# WORK TASK
In the records below, find each line with "theo" and copy it.

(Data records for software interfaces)

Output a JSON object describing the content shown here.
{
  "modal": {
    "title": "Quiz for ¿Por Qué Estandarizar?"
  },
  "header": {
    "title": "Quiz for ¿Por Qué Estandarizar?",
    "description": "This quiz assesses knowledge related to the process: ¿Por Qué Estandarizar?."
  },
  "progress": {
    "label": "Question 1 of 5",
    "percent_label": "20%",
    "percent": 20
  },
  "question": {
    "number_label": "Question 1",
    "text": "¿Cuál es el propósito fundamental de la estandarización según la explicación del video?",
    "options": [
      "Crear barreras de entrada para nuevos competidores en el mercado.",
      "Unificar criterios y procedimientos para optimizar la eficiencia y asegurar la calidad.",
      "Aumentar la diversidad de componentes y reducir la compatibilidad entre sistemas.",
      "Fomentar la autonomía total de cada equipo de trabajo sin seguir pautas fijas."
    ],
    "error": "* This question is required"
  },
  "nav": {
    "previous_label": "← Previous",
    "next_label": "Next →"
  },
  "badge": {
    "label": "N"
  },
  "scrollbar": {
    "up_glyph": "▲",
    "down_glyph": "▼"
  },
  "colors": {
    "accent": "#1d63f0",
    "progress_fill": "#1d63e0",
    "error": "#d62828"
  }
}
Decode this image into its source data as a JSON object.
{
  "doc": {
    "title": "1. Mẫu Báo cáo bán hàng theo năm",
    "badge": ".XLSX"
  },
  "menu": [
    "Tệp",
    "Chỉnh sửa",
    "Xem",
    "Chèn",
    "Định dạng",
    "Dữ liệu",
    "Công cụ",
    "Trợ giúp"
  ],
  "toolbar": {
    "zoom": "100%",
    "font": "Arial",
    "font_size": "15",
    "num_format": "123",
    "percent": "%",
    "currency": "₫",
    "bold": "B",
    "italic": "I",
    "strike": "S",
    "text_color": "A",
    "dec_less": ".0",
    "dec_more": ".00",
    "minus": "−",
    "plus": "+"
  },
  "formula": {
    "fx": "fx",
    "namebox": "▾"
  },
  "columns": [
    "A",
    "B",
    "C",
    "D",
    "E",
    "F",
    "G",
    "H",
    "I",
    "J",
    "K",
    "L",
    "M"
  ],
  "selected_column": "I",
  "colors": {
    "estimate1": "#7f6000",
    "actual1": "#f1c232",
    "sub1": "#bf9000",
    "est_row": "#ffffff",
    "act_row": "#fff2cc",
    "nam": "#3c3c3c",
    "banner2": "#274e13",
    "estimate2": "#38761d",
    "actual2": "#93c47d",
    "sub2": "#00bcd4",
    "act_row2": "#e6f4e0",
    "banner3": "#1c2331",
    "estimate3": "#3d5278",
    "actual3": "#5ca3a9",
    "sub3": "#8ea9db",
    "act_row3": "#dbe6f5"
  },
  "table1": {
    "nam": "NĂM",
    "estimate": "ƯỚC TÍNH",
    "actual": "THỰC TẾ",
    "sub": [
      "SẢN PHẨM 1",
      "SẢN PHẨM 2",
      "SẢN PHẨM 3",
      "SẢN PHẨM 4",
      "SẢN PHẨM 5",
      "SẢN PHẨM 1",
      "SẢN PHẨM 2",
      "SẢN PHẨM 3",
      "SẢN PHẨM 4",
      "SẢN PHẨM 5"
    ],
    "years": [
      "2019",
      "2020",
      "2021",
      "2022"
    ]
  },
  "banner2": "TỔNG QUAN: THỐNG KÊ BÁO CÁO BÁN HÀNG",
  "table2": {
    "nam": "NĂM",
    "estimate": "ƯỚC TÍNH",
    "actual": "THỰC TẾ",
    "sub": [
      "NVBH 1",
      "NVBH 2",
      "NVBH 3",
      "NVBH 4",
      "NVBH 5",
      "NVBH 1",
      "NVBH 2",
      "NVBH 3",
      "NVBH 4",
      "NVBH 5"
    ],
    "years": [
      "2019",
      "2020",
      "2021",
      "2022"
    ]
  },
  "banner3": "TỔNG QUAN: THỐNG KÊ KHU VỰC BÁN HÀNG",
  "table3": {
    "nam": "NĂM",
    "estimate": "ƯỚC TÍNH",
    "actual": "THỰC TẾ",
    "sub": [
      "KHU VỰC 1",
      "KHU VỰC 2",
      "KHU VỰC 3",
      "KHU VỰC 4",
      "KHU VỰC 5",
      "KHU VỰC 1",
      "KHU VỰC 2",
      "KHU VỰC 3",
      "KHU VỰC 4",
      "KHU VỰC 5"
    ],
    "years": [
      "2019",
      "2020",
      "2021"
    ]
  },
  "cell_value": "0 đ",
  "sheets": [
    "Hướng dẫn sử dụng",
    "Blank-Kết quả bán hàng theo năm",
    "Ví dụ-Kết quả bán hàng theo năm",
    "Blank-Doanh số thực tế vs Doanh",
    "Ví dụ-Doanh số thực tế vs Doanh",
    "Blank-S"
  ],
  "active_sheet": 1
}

# WRITTEN REPLY
    "title": "1. Mẫu Báo cáo bán hàng theo năm",
    "Blank-Kết quả bán hàng theo năm",
    "Ví dụ-Kết quả bán hàng theo năm",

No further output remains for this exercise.